From the entries that follow, report every line in which "Material" occurs.

Dataset entries:
.....
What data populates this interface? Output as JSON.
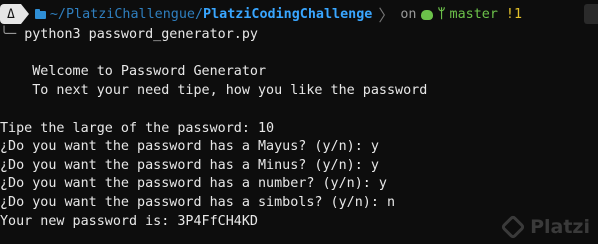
{
  "prompt": {
    "os_glyph": "Δ",
    "path_dim": "~/PlatziChallengue/",
    "path_bold": "PlatziCodingChallenge",
    "on_label": "on",
    "branch": "master",
    "dirty": "!1"
  },
  "command": {
    "prefix": "╰─ ",
    "text": "python3 password_generator.py"
  },
  "output": {
    "welcome": "    Welcome to Password Generator",
    "instructions": "    To next your need tipe, how you like the password",
    "q_length": "Tipe the large of the password: 10",
    "q_mayus": "¿Do you want the password has a Mayus? (y/n): y",
    "q_minus": "¿Do you want the password has a Minus? (y/n): y",
    "q_number": "¿Do you want the password has a number? (y/n): y",
    "q_simbols": "¿Do you want the password has a simbols? (y/n): n",
    "result": "Your new password is: 3P4FfCH4KD"
  },
  "watermark": {
    "text": "Platzi"
  }
}
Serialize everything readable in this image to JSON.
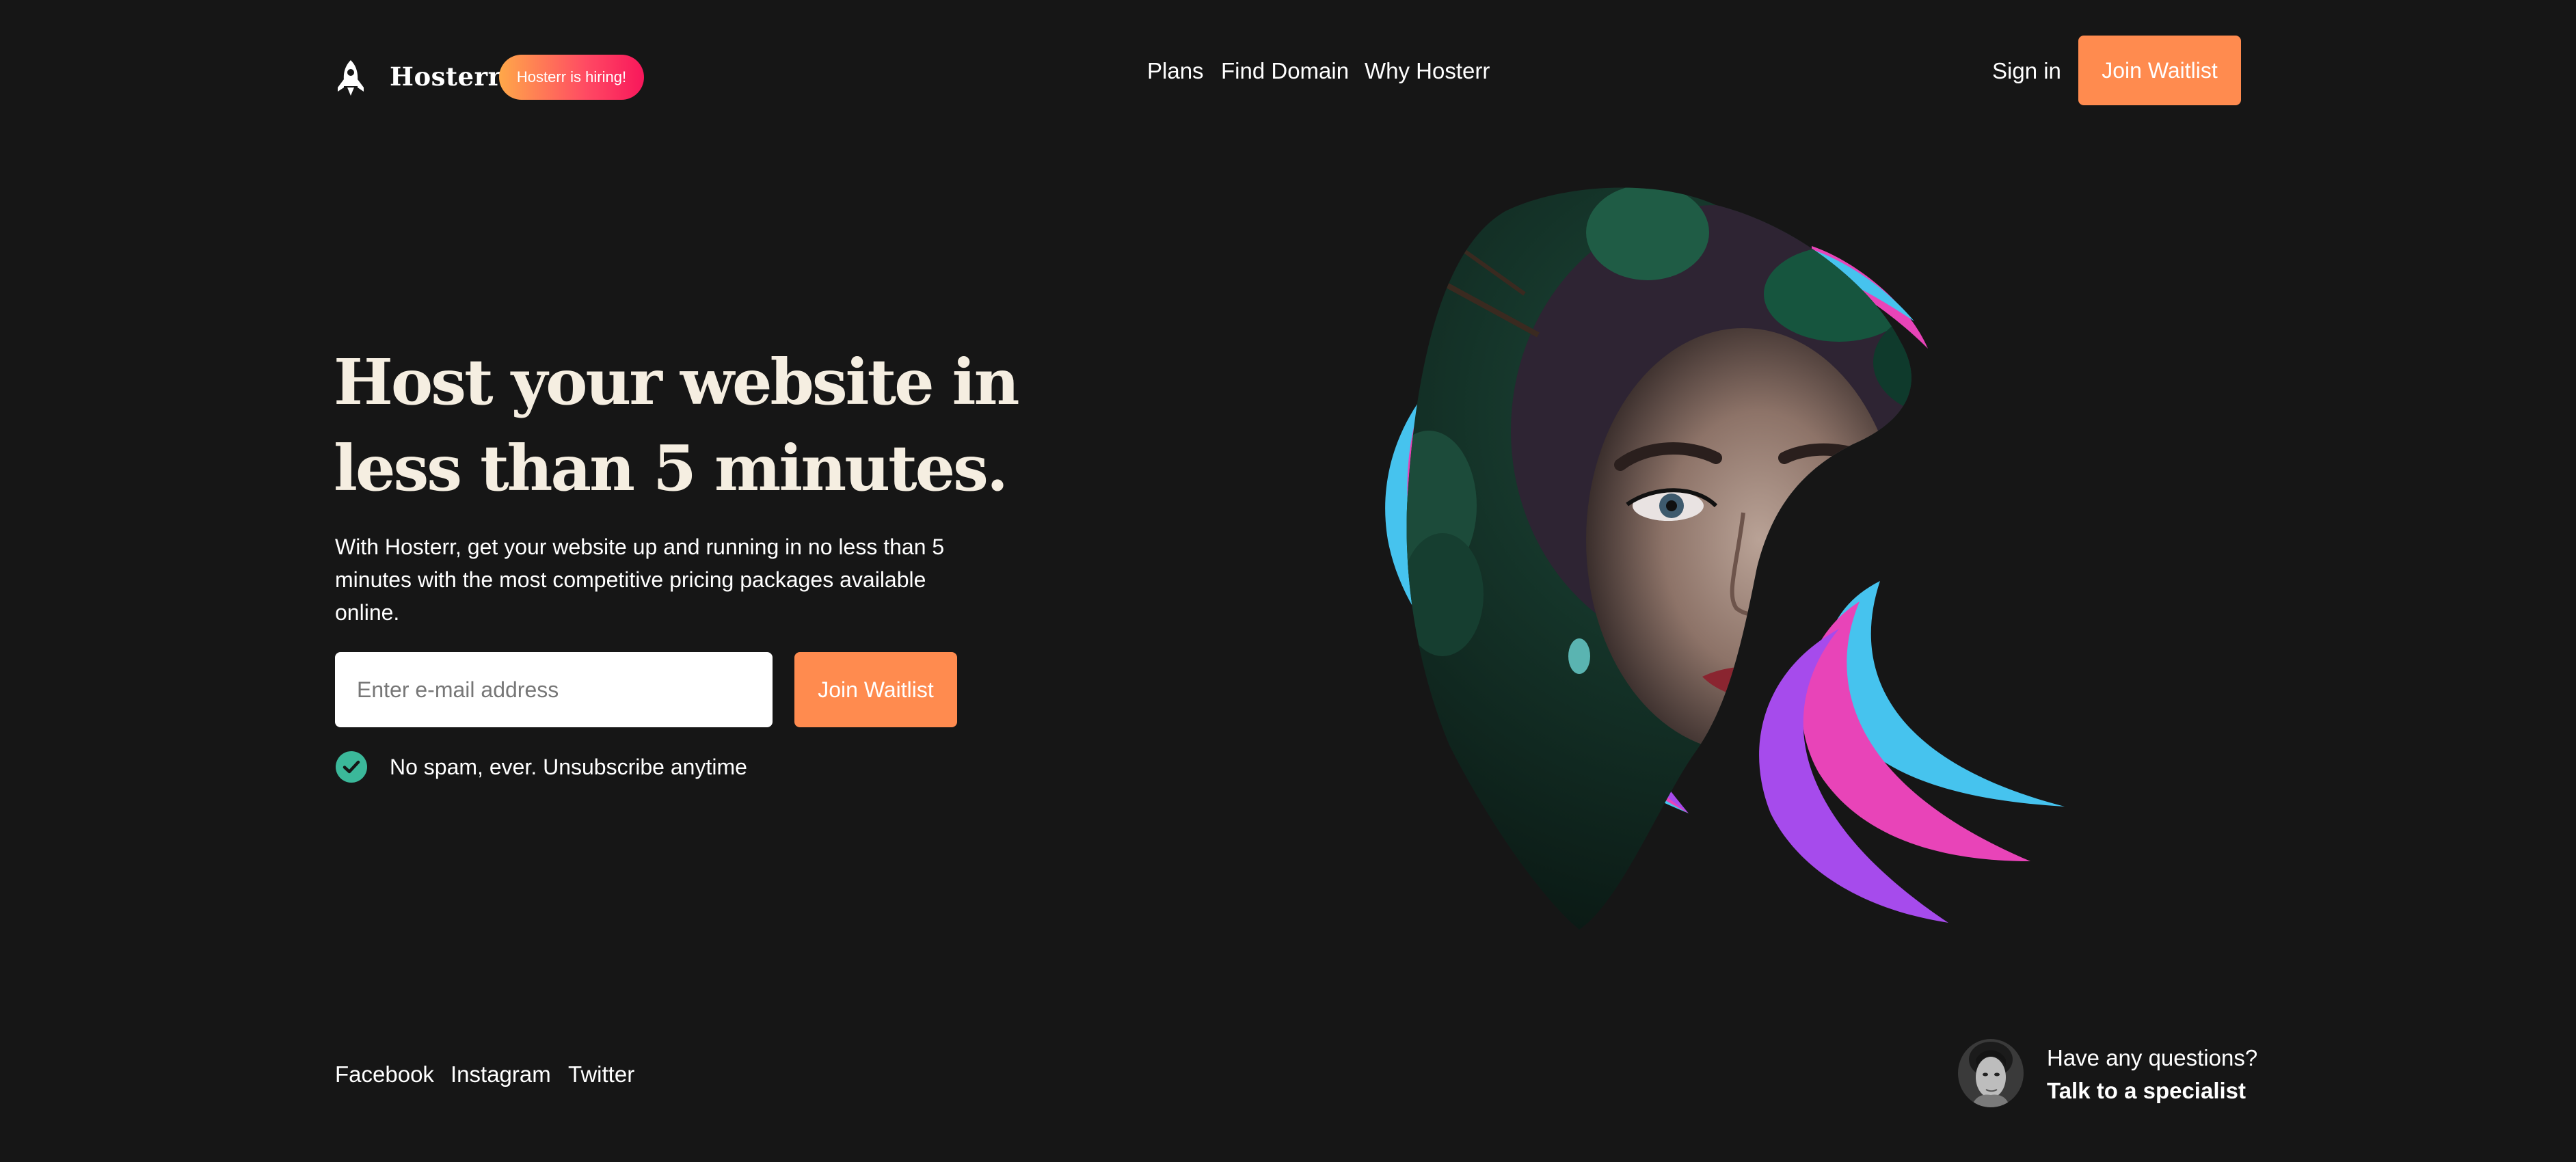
{
  "colors": {
    "background": "#161616",
    "accent_orange": "#ff8b4f",
    "heading_cream": "#f5eee1",
    "check_green": "#3bb89a",
    "hiring_gradient_start": "#ffa849",
    "hiring_gradient_end": "#f8175b",
    "ribbon_purple": "#a64bec",
    "ribbon_pink": "#e844b8",
    "ribbon_blue": "#46c3ee"
  },
  "header": {
    "logo_icon": "rocket-icon",
    "brand": "Hosterr",
    "hiring_badge": "Hosterr is hiring!",
    "nav": [
      {
        "label": "Plans"
      },
      {
        "label": "Find Domain"
      },
      {
        "label": "Why Hosterr"
      }
    ],
    "sign_in": "Sign in",
    "join_waitlist": "Join Waitlist"
  },
  "hero": {
    "title": "Host your website in less than 5 minutes.",
    "subtitle": "With Hosterr, get your website up and running in no less than 5 minutes with the most competitive pricing packages available online.",
    "email_placeholder": "Enter e-mail address",
    "email_value": "",
    "join_waitlist": "Join Waitlist",
    "no_spam_icon": "check-circle-icon",
    "no_spam": "No spam, ever. Unsubscribe anytime",
    "art_description_icon": "portrait-blob-image"
  },
  "footer": {
    "social": [
      {
        "label": "Facebook"
      },
      {
        "label": "Instagram"
      },
      {
        "label": "Twitter"
      }
    ],
    "avatar_icon": "specialist-avatar",
    "questions": "Have any questions?",
    "talk": "Talk to a specialist"
  }
}
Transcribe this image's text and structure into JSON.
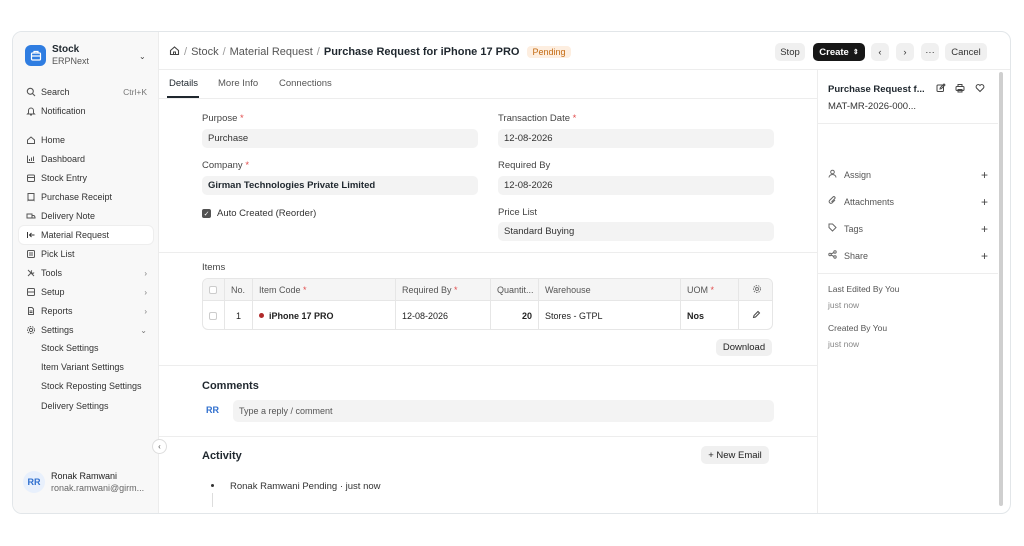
{
  "sidebar": {
    "app_name": "Stock",
    "app_sub": "ERPNext",
    "search_label": "Search",
    "search_shortcut": "Ctrl+K",
    "notification_label": "Notification",
    "items": [
      {
        "label": "Home"
      },
      {
        "label": "Dashboard"
      },
      {
        "label": "Stock Entry"
      },
      {
        "label": "Purchase Receipt"
      },
      {
        "label": "Delivery Note"
      },
      {
        "label": "Material Request"
      },
      {
        "label": "Pick List"
      },
      {
        "label": "Tools"
      },
      {
        "label": "Setup"
      },
      {
        "label": "Reports"
      },
      {
        "label": "Settings"
      }
    ],
    "sub_items": [
      "Stock Settings",
      "Item Variant Settings",
      "Stock Reposting Settings",
      "Delivery Settings"
    ],
    "user_initials": "RR",
    "user_name": "Ronak Ramwani",
    "user_email": "ronak.ramwani@girm..."
  },
  "header": {
    "crumbs": [
      "Stock",
      "Material Request",
      "Purchase Request for iPhone 17 PRO"
    ],
    "status": "Pending",
    "stop_label": "Stop",
    "create_label": "Create",
    "more_label": "···",
    "cancel_label": "Cancel"
  },
  "tabs": [
    "Details",
    "More Info",
    "Connections"
  ],
  "form": {
    "purpose_label": "Purpose",
    "purpose_value": "Purchase",
    "company_label": "Company",
    "company_value": "Girman Technologies Private Limited",
    "auto_created_label": "Auto Created (Reorder)",
    "auto_created_checked": true,
    "transaction_date_label": "Transaction Date",
    "transaction_date_value": "12-08-2026",
    "required_by_label": "Required By",
    "required_by_value": "12-08-2026",
    "price_list_label": "Price List",
    "price_list_value": "Standard Buying"
  },
  "items": {
    "section_label": "Items",
    "columns": [
      "No.",
      "Item Code",
      "Required By",
      "Quantit...",
      "Warehouse",
      "UOM"
    ],
    "rows": [
      {
        "no": "1",
        "item_code": "iPhone 17 PRO",
        "required_by": "12-08-2026",
        "qty": "20",
        "warehouse": "Stores - GTPL",
        "uom": "Nos"
      }
    ],
    "download_label": "Download"
  },
  "comments": {
    "title": "Comments",
    "initials": "RR",
    "placeholder": "Type a reply / comment"
  },
  "activity": {
    "title": "Activity",
    "new_email_label": "+ New Email",
    "entry": "Ronak Ramwani Pending · just now"
  },
  "right_panel": {
    "title": "Purchase Request f...",
    "doc_id": "MAT-MR-2026-000...",
    "assign_label": "Assign",
    "attachments_label": "Attachments",
    "tags_label": "Tags",
    "share_label": "Share",
    "last_edited_label": "Last Edited By You",
    "last_edited_time": "just now",
    "created_label": "Created By You",
    "created_time": "just now"
  }
}
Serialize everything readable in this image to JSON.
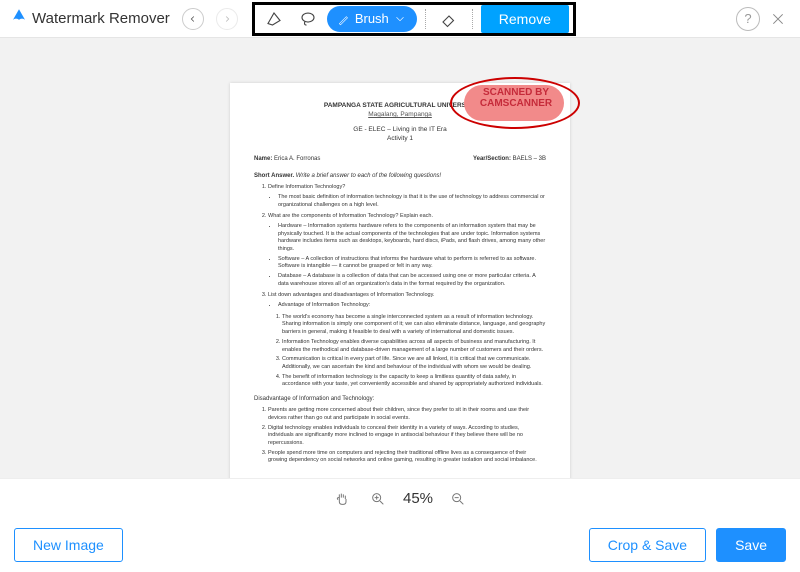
{
  "app": {
    "title": "Watermark Remover"
  },
  "toolbar": {
    "brush_label": "Brush",
    "remove_label": "Remove"
  },
  "zoom": {
    "value": "45%"
  },
  "buttons": {
    "new_image": "New Image",
    "crop_save": "Crop & Save",
    "save": "Save"
  },
  "watermark": {
    "line1": "SCANNED BY",
    "line2": "CAMSCANNER"
  },
  "doc": {
    "univ": "PAMPANGA STATE AGRICULTURAL UNIVERSITY",
    "loc": "Magalang, Pampanga",
    "course1": "GE - ELEC – Living in the IT Era",
    "course2": "Activity 1",
    "name_lbl": "Name:",
    "name_val": "Erica A. Forronas",
    "sec_lbl": "Year/Section:",
    "sec_val": "BAELS – 3B",
    "sa_lbl": "Short Answer.",
    "sa_txt": "Write a brief answer to each of the following questions!",
    "q1": "Define Information Technology?",
    "q1b1": "The most basic definition of information technology is that it is the use of technology to address commercial or organizational challenges on a high level.",
    "q2": "What are the components of Information Technology? Explain each.",
    "q2b1": "Hardware – Information systems hardware refers to the components of an information system that may be physically touched. It is the actual components of the technologies that are under topic. Information systems hardware includes items such as desktops, keyboards, hard discs, iPads, and flash drives, among many other things.",
    "q2b2": "Software – A collection of instructions that informs the hardware what to perform is referred to as software. Software is intangible — it cannot be grasped or felt in any way.",
    "q2b3": "Database – A database is a collection of data that can be accessed using one or more particular criteria. A data warehouse stores all of an organization's data in the format required by the organization.",
    "q3": "List down advantages and disadvantages of Information Technology.",
    "q3h": "Advantage of Information Technology:",
    "q3a1": "The world's economy has become a single interconnected system as a result of information technology. Sharing information is simply one component of it; we can also eliminate distance, language, and geography barriers in general, making it feasible to deal with a variety of international and domestic issues.",
    "q3a2": "Information Technology enables diverse capabilities across all aspects of business and manufacturing. It enables the methodical and database-driven management of a large number of customers and their orders.",
    "q3a3": "Communication is critical in every part of life. Since we are all linked, it is critical that we communicate. Additionally, we can ascertain the kind and behaviour of the individual with whom we would be dealing.",
    "q3a4": "The benefit of information technology is the capacity to keep a limitless quantity of data safely, in accordance with your taste, yet conveniently accessible and shared by appropriately authorized individuals.",
    "q3dh": "Disadvantage of Information and Technology:",
    "q3d1": "Parents are getting more concerned about their children, since they prefer to sit in their rooms and use their devices rather than go out and participate in social events.",
    "q3d2": "Digital technology enables individuals to conceal their identity in a variety of ways. According to studies, individuals are significantly more inclined to engage in antisocial behaviour if they believe there will be no repercussions.",
    "q3d3": "People spend more time on computers and rejecting their traditional offline lives as a consequence of their growing dependency on social networks and online gaming, resulting in greater isolation and social imbalance."
  }
}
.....
Written response -
        "label": "Material Request"
      "Material Request",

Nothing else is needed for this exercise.